|17:45||Registration and finger buffet|
|18:30||Lecture 1 Followed by Q&A|
|20:00||Lecture 2 Followed by Q&A|
|21:00||Collection of certificates & goody bags|
Mr. Philip Ower - The Recession Obsession
Gingival recession is a common condition that affects a significant proportion of the adult population and an increasing proportion of teenagers and young adults. It is often perceived by patients to be a major problem and these patients can often become quite concerned and seek advice from dental professionals about its cause and management. The prevalence of recession increases with age, hence the common expression ‘getting long in the tooth’.
Professor Nicola West - Clinical Strategies to Prevent and Manage Dental Erosion
Erosive tooth wear, for the majority of individuals, is a totally preventable condition. Contemporary figures show the prevalence of tooth wear is increasing
and common in both deciduous and adult dentitions.The impact of moderate to severe tooth wear can be significant leading to poor aesthetics, sensitivity,
loss of function, gingival recessionand sometimes loss of self-esteem. Due to the gradual and often sporadic nature of tooth wear, it can be difficult
to diagnose and assessments to predict susceptibility are not currently available.Once advanced, lesions are clearly visible to the patient, however
at thislate stage restorative intervention may be necessary accompanied with life long dental treatment. Hence the need to be more proactive at prevention
of erosive tooth wear, as individuals, professionals and regulatory bodies.

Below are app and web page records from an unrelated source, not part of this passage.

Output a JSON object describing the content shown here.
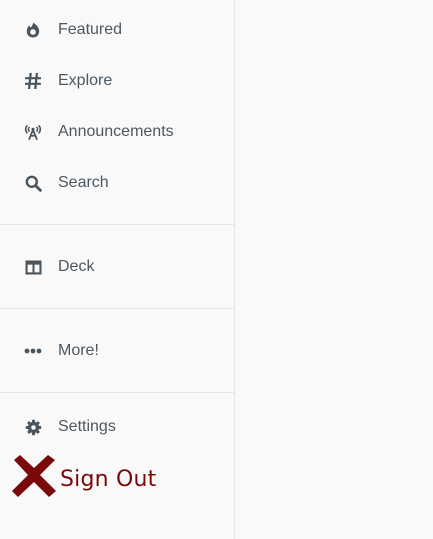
{
  "sidebar": {
    "items": [
      {
        "label": "Featured",
        "icon": "flame-icon"
      },
      {
        "label": "Explore",
        "icon": "hashtag-icon"
      },
      {
        "label": "Announcements",
        "icon": "broadcast-icon"
      },
      {
        "label": "Search",
        "icon": "search-icon"
      },
      {
        "label": "Deck",
        "icon": "columns-icon"
      },
      {
        "label": "More!",
        "icon": "more-icon"
      },
      {
        "label": "Settings",
        "icon": "gear-icon"
      }
    ],
    "sign_out": {
      "label": "Sign Out",
      "icon": "x-icon",
      "color": "#7a0a0a"
    }
  },
  "colors": {
    "background": "#f9f9f9",
    "text": "#4c5861",
    "icon": "#4a545c",
    "divider": "#e6e6e6"
  }
}
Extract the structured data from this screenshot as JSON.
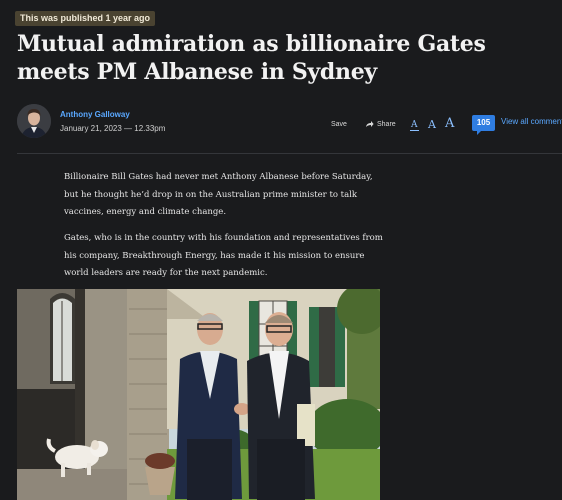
{
  "article": {
    "badge": "This was published 1 year ago",
    "headline": "Mutual admiration as billionaire Gates meets PM Albanese in Sydney",
    "author": "Anthony Galloway",
    "date": "January 21, 2023 — 12.33pm",
    "paragraphs": [
      "Billionaire Bill Gates had never met Anthony Albanese before Saturday, but he thought he’d drop in on the Australian prime minister to talk vaccines, energy and climate change.",
      "Gates, who is in the country with his foundation and representatives from his company, Breakthrough Energy, has made it his mission to ensure world leaders are ready for the next pandemic."
    ]
  },
  "toolbar": {
    "save_label": "Save",
    "share_label": "Share",
    "font_small": "A",
    "font_medium": "A",
    "font_large": "A",
    "comment_count": "105",
    "comments_label": "View all comments"
  },
  "icons": {
    "share": "share-arrow-icon",
    "comment": "comment-bubble-icon"
  },
  "colors": {
    "background": "#1a1b1d",
    "link": "#5aa8ff",
    "accent": "#2f7de1",
    "badge_bg": "#4a4331"
  }
}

Overall management of erosive tooth wear should start with screening all patients on a regular basis. Early diagnosis of erosion is optimal and key so that preventive measures can be implemented. Some oral health care products,for example toothpastes or mouthrinses, have the potential for slowing the progression of erosive tooth wear, and are straightforward and effective to administer.However, tooth brushing should not be performed immediately after acid exposure, when the surface is softened. Restorative materials and bonding systems are only used if absolutely necessary and referral to a specialist or a general practitioner is generally advised at this stage.Aims and Objectives